» Task objective
In the data below, find each line containing the string "Tingkat" and return it.
————
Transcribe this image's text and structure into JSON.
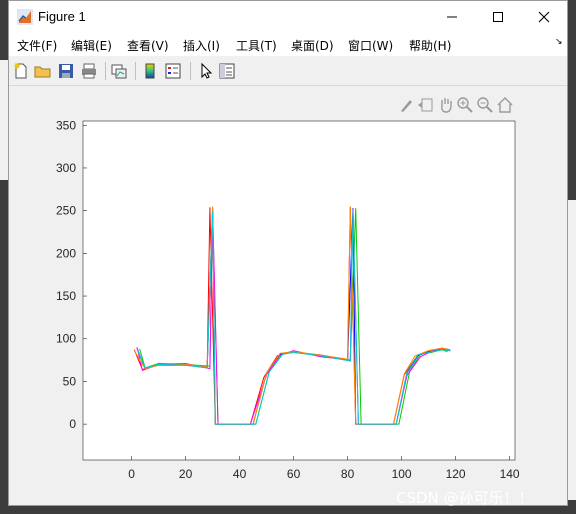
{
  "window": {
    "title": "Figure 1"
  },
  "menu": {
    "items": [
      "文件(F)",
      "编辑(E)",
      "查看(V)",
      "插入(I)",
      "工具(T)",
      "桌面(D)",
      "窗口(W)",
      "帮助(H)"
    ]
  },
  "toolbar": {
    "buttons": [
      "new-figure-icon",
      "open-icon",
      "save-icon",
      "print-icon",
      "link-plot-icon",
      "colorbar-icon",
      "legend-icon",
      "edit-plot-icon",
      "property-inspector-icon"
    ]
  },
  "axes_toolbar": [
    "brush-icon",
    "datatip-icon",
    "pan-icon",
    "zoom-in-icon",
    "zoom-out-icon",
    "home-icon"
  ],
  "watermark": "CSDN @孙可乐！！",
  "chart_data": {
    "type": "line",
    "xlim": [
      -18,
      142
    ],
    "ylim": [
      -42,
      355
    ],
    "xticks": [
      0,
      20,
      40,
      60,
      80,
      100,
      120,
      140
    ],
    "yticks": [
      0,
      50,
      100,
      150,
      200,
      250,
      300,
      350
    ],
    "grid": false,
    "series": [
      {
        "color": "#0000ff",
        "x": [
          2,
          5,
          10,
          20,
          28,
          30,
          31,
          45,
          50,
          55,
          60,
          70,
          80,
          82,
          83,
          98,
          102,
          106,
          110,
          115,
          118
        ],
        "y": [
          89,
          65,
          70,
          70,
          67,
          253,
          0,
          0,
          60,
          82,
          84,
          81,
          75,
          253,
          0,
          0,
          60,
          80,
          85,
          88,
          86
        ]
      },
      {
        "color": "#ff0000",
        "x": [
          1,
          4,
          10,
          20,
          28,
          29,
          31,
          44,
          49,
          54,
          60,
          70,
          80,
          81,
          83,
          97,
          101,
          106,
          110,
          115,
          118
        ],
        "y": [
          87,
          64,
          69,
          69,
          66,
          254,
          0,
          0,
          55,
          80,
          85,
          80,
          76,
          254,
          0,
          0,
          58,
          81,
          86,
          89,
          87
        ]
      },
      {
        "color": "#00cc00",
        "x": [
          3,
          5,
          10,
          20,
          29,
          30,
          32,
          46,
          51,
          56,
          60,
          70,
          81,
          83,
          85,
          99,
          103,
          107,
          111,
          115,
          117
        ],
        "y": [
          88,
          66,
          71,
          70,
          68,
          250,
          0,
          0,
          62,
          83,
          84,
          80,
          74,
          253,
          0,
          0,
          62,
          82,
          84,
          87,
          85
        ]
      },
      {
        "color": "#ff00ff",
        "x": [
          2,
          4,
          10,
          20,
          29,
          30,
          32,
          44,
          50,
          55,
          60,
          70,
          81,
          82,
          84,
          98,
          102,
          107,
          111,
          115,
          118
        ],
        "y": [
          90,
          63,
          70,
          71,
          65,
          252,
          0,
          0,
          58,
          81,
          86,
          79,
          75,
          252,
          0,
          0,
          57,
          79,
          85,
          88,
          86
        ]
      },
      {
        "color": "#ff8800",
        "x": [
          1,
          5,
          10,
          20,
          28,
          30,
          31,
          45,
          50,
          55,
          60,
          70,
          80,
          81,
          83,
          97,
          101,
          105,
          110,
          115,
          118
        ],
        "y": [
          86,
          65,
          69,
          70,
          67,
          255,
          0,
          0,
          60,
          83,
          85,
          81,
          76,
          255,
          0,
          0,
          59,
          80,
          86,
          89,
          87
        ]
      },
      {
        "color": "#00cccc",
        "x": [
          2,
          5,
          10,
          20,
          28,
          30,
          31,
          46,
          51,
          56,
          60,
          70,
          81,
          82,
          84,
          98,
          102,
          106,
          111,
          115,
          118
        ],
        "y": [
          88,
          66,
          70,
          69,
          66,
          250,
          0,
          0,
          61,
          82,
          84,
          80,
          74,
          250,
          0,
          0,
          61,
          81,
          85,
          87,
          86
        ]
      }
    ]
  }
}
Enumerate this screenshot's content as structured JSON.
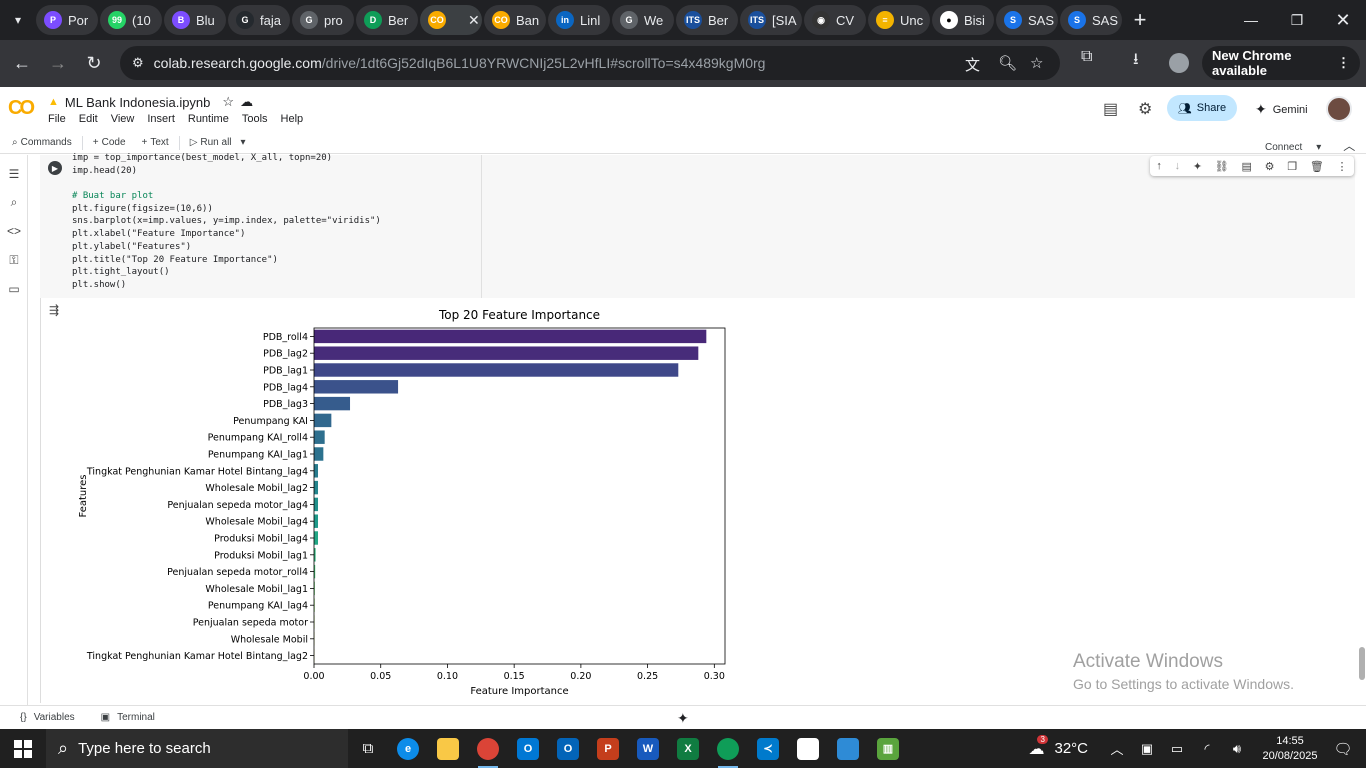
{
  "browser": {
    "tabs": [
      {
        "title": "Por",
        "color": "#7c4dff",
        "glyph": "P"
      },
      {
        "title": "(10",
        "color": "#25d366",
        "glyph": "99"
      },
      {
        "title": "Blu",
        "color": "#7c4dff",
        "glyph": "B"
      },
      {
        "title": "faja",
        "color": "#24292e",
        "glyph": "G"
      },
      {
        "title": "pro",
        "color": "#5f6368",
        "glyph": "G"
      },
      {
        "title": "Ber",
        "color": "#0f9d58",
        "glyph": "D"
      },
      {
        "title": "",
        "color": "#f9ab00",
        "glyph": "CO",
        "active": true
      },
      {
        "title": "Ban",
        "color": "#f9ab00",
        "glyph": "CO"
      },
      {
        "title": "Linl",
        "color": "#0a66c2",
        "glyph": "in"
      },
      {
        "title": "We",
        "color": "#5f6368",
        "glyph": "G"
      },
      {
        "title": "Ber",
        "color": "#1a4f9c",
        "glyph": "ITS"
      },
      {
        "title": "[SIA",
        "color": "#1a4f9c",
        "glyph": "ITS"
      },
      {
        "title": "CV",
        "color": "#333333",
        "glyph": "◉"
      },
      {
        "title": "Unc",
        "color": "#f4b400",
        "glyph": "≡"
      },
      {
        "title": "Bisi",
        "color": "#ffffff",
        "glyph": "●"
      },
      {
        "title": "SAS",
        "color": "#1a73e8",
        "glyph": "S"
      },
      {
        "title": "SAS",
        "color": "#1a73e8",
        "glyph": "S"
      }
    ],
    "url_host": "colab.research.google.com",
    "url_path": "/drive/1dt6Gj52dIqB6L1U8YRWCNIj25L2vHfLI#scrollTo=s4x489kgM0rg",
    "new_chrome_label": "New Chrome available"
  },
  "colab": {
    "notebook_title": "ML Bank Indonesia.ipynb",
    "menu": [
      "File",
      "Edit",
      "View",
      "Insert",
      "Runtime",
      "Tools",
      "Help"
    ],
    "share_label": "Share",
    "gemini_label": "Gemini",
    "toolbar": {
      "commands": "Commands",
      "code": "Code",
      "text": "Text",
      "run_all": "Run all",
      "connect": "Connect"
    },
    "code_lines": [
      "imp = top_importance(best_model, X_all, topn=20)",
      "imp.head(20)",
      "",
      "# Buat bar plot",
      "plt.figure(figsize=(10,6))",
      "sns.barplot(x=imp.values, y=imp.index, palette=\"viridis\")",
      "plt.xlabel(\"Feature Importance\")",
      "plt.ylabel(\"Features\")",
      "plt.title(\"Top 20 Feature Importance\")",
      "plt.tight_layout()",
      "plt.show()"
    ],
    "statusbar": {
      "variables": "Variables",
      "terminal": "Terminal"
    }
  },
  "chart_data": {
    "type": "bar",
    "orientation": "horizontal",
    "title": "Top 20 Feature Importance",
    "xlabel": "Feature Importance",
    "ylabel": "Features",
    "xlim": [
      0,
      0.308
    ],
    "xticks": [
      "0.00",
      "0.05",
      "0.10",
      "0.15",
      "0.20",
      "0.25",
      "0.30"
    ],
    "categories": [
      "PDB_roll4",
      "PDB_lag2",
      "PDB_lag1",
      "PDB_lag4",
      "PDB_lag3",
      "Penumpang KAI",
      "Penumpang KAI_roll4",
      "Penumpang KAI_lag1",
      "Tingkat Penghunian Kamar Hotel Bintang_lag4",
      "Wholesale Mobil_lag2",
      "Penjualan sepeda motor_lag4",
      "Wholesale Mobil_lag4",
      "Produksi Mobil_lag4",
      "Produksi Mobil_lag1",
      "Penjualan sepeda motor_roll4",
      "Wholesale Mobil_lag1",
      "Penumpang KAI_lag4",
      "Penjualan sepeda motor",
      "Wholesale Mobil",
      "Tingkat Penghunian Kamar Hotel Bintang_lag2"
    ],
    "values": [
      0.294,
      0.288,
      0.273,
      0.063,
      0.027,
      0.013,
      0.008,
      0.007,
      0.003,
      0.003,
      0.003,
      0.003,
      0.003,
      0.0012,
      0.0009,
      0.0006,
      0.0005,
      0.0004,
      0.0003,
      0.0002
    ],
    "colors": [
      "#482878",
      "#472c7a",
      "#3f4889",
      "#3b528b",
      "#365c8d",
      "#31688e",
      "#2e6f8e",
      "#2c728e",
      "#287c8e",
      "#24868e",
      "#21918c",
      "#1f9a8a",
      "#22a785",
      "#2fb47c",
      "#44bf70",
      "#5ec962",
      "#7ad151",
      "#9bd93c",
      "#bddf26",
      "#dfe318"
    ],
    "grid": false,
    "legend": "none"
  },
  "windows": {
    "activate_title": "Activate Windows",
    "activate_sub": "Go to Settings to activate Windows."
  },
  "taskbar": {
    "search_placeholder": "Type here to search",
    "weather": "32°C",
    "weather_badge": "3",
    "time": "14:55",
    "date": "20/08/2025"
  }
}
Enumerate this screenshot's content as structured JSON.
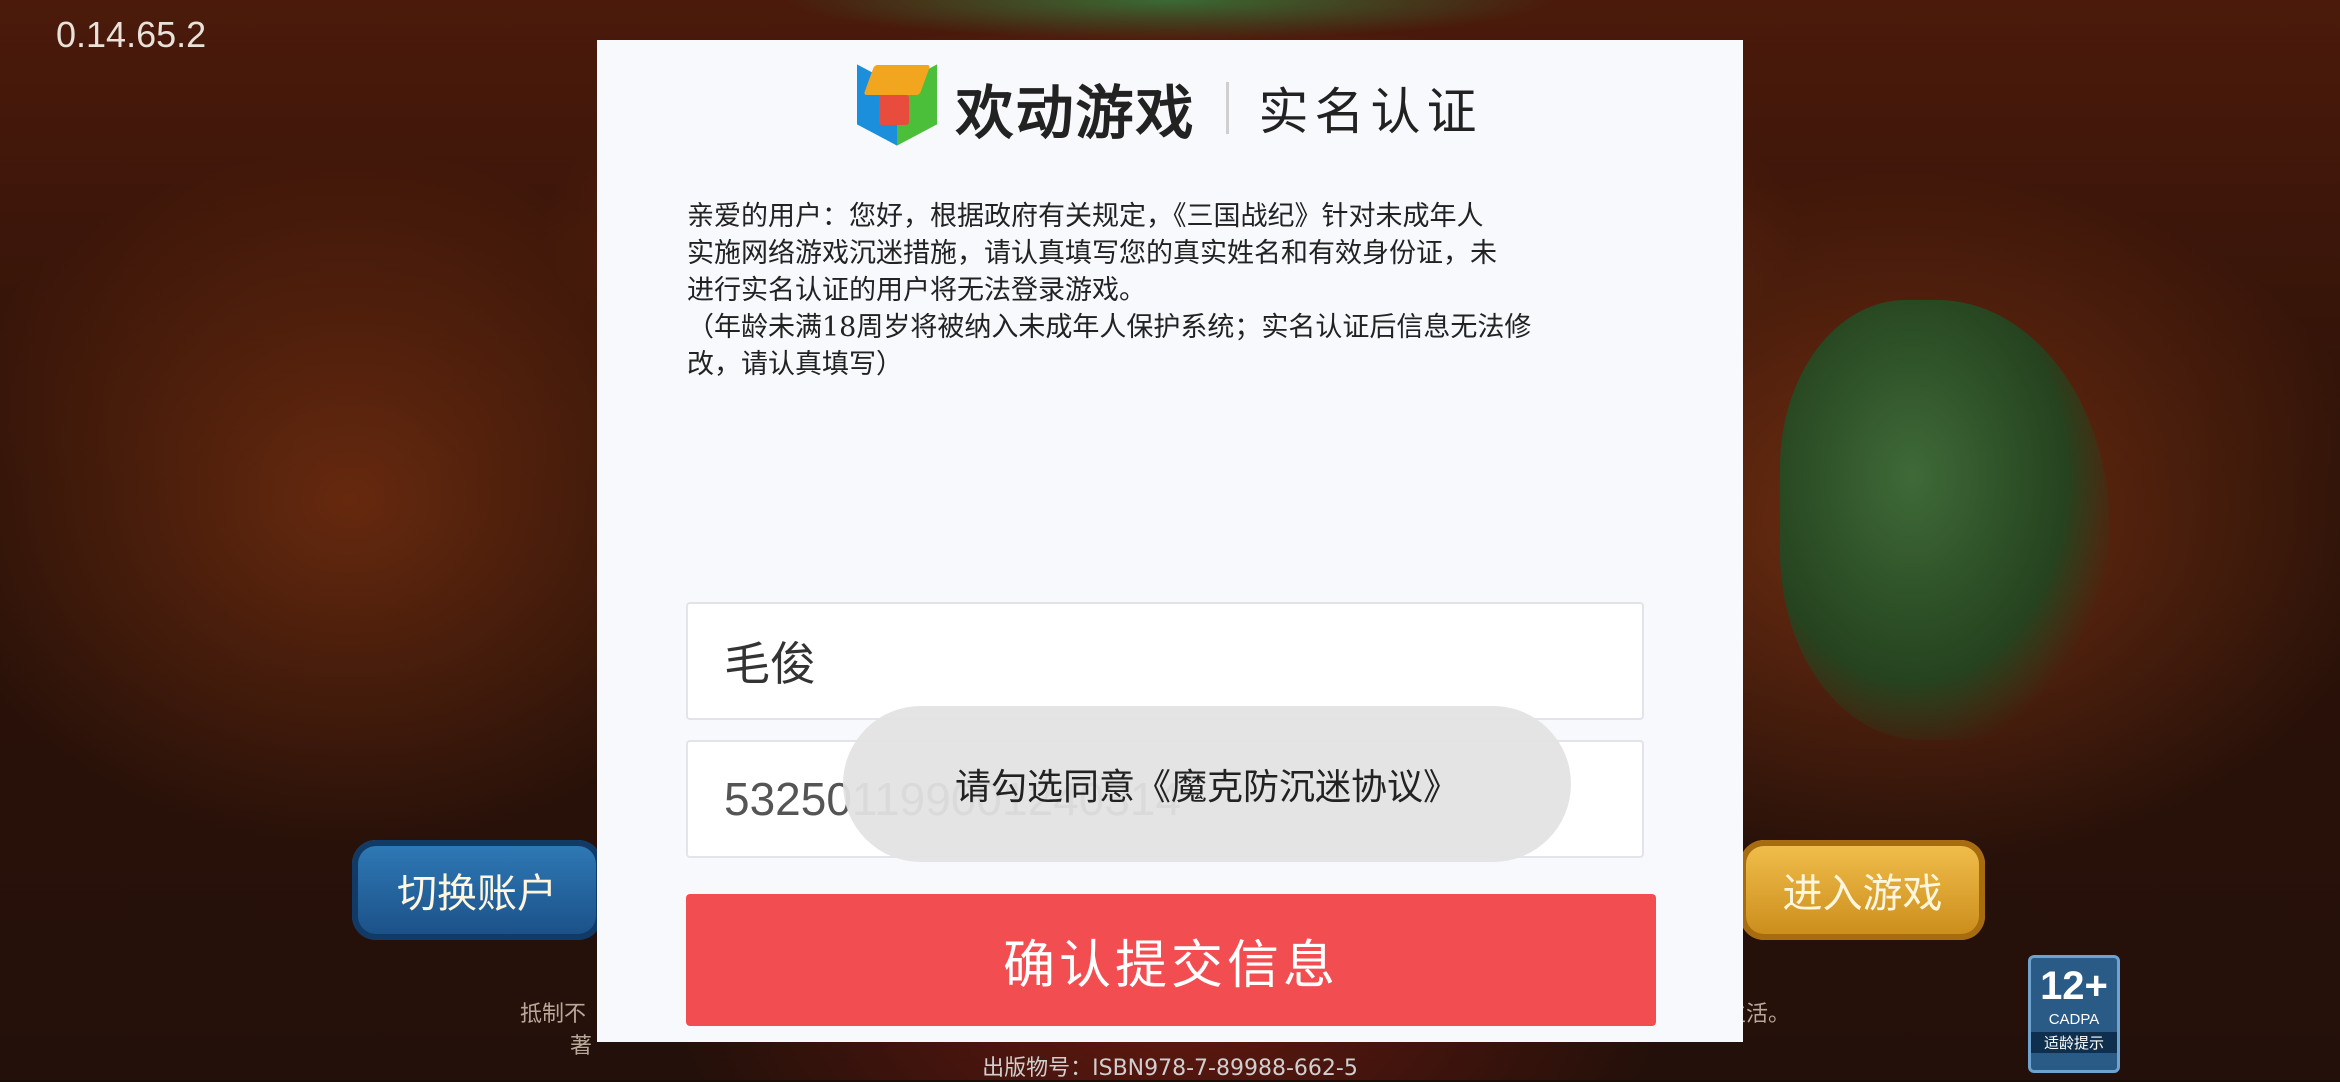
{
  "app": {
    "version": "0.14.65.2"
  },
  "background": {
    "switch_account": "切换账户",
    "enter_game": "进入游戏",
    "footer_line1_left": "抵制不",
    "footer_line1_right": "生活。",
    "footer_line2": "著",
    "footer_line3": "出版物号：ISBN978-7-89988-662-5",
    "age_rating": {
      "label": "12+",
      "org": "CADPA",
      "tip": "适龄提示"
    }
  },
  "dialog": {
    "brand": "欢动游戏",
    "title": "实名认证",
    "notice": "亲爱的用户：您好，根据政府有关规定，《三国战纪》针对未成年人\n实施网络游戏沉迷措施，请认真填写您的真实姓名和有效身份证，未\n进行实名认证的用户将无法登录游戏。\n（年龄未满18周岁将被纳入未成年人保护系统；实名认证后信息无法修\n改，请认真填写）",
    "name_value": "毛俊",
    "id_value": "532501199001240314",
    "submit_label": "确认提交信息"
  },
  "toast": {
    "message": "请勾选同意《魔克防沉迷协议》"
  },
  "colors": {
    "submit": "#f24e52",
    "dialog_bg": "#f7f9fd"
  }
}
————
» Output below
      "Tingkat Penghunian Kamar Hotel Bintang_lag4",
      "Tingkat Penghunian Kamar Hotel Bintang_lag2"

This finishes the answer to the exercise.